Washington Sales Tax Audit Protest Process Flow Chart
NOTE: If the deadlines are missed, you have a short period of time to pay the tax and seek a refund. If that deadline is also missed, it can be very difficult to get case reopened.
Contesting Audit Findings with the Auditor
After an audit, the auditor will issue a Washington sales and use tax audit report. This document details the auditor’s findings so it’s important to carefully review and understand its implications. Any issues with the results are handled as follows:
30 days to contest findings with the auditor.
- Documentational issues (exemption certificates, proof tax was paid, etc.) and calculations are worth addressing with the auditor.
- Legal interpretations of sales tax law are often not resolvable at this stage.
- If a resolution cannot be reached with the auditor, the next step is to appeal/protest the issue with the Washington Department of Revenue.
Appeal / Protest with the Washington Department of Revenue
Any contested issues that were unresolved prior to the audit report being issued can be protested / appealed (also called a Rule 100 Review) by the auditee. This is done after the Washington Department of Revenue issues the Assessment.
- A protest / appeal must be done within 30 days of the Assessment issuance.
- If you miss the 30 days, in some cases you have may have additional time to pay the tax and file a refund claim.
- If both periods are missed, the assessment becomes final and it is very difficult to reopen the audit.
If you have received an Assessment and have not at least talked to someone experienced in Washington State and Local tax, now is the time before these deadlines are missed.
Rule 100 Decision
If you cannot resolve the Washington sales and use tax dispute through the protest / appeal process, the Washington Department of Revenue will issue a Rule 100 Decision Letter. The Position Letter gives you the opportunity to re-protest the assessment within the agency or file in Washington’s tax / administrative court, which is called the Washington Board of Tax Appeals. There are important deadlines in this phase of the process as well, such as 30 days to file in administrative court.
How to Settle a Washington Sales Tax Liability
Along the way, or even after one the critical notices are issued, there is the possibility to settle your Washington sales tax case by negotiating with the Washington Department of Revenue. Washington will consider settlements if the issue is nonrecurring, the law is unsettled, a strict application of the law has harsh consequences, there is uncertainty of the outcome of the decision, or the taxpayer is unable to pay.
Often, you can get better results here than with the auditor. If you or your professional seldom does state and local tax work, it might be difficult to evaluate fair versus unreasonable settlements. DO NOT try to negotiate a settlement without an experienced Washington state and local tax lawyer or other professional.
When to Contest a Washington Jeopardy Assessment
Washington may issue a Notice of Jeopardy Determination in certain situations. The jeopardy assessment gives Washington Department of Revenue accelerated rights and it may immediately begin to try and collect. Due to the jeopardy nature, the taxpayer only has a shortened time to contest the assessment and must place a security deposit to fight the issue.
Washington Administrative Court
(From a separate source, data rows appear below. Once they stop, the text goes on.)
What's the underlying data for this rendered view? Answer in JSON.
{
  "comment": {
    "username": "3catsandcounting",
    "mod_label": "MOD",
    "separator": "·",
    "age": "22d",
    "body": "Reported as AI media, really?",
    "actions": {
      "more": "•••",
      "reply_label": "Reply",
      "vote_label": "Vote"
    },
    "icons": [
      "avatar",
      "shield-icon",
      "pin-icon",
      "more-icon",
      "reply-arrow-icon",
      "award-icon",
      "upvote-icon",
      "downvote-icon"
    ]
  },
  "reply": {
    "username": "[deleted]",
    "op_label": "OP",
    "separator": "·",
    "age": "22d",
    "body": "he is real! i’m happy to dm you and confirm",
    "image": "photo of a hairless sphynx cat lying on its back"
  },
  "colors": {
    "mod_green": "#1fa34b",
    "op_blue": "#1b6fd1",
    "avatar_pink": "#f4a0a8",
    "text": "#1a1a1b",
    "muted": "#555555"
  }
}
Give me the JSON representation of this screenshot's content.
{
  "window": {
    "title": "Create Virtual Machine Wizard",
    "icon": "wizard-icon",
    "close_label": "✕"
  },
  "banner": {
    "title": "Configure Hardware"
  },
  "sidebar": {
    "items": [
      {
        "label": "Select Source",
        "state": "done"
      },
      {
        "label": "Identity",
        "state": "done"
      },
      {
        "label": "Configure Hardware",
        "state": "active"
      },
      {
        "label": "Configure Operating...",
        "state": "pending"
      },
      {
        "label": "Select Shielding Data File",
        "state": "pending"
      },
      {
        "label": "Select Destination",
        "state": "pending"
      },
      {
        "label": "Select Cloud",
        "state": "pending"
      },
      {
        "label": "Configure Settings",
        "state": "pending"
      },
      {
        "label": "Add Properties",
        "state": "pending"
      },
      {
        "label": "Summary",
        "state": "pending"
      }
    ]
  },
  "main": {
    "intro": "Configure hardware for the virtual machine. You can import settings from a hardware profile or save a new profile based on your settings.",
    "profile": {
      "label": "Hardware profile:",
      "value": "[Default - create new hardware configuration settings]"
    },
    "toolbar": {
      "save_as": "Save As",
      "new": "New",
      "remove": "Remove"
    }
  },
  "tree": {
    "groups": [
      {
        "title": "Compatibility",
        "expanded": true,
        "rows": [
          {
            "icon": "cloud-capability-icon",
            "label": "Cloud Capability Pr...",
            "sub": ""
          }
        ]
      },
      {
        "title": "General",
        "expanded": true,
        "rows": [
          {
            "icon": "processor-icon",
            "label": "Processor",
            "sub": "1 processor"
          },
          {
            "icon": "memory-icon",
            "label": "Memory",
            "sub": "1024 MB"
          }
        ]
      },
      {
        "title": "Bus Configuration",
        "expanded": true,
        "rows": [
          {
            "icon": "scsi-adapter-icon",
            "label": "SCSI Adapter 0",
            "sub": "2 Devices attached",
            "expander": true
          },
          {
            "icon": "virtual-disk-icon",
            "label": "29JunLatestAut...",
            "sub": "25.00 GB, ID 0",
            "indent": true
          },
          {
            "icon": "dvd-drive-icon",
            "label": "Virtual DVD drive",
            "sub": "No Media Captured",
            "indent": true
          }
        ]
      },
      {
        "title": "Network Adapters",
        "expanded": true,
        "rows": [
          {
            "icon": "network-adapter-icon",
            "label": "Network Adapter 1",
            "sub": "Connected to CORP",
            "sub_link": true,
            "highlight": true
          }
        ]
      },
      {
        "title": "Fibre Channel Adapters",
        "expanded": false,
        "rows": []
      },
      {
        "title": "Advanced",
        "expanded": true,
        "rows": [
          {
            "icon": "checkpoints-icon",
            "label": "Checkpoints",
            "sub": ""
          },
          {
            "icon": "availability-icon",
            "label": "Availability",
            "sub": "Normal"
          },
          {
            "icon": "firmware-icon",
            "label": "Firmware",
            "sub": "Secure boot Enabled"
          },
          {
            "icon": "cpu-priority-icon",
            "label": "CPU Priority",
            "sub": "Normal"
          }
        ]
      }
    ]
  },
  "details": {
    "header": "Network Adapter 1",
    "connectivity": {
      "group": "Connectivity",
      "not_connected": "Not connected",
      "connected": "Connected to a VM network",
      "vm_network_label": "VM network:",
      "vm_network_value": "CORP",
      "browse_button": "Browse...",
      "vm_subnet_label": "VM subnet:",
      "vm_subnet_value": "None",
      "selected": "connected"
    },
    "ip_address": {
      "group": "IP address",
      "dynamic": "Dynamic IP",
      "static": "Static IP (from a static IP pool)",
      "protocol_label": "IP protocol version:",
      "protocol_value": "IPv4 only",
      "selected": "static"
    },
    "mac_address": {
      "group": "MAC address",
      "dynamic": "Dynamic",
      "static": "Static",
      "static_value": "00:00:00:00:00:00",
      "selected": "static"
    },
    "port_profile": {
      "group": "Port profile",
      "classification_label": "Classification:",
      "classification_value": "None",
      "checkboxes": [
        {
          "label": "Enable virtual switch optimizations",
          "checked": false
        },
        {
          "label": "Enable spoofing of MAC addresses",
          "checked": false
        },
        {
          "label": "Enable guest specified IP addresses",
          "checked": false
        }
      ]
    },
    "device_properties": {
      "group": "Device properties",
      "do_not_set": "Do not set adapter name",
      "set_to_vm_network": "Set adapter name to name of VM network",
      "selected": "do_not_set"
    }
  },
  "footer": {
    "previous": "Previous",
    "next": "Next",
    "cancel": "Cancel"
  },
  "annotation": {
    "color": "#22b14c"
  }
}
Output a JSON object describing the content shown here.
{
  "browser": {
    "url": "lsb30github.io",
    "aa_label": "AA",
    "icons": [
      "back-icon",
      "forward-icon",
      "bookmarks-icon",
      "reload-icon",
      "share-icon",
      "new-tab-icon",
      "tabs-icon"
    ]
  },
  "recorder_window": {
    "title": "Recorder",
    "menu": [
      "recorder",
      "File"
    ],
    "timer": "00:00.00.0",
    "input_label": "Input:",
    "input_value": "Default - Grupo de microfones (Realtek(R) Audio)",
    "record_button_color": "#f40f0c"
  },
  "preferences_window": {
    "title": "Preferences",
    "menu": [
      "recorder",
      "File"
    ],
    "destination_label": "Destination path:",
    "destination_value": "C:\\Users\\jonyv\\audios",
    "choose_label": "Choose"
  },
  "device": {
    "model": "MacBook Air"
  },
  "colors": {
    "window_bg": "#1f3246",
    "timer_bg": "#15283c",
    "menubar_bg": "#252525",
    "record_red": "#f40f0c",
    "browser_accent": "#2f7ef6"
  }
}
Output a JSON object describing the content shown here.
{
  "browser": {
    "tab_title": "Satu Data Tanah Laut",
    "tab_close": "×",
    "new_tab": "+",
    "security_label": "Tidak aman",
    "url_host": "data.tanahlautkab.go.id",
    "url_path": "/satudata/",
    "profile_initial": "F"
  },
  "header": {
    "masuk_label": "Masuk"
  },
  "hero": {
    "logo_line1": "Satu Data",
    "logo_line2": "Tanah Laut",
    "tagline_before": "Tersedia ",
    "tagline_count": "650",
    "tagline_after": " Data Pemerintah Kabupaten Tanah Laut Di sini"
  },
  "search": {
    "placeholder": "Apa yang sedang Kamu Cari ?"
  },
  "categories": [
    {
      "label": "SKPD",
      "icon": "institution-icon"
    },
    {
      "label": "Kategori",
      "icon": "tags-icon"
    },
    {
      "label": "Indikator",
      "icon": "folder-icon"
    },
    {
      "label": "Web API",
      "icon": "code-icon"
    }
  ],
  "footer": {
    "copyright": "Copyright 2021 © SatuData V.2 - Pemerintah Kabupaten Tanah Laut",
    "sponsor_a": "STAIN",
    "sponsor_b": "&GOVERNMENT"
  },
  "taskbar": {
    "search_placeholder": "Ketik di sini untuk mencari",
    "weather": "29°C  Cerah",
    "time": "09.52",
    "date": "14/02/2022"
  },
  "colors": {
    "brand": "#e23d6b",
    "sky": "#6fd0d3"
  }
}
If you cannot resolve the case within the agency or missed your deadlines, you still have one last shot to fight your Washington sales tax assessment by going to the Washington Board of Tax Appeals (BTA). Although we generally don’t recommend it, you always have the option to skip the agency protest process and file in administrative court. That said, because neither party wants to spend the time and resources on the uncertainty of administrative court, continuing to challenge the assessment is often an effective way to maximize your settlement potential.
If your case is filed in administrative court, and the case proceeds to hearing, it is heard and decided by a neutral administrative law judge. Our team has handled hundreds of administrative court cases and can help your company receive the resolution it is entitled to. It is very similar to a court hearing and having an experienced representative is imperative.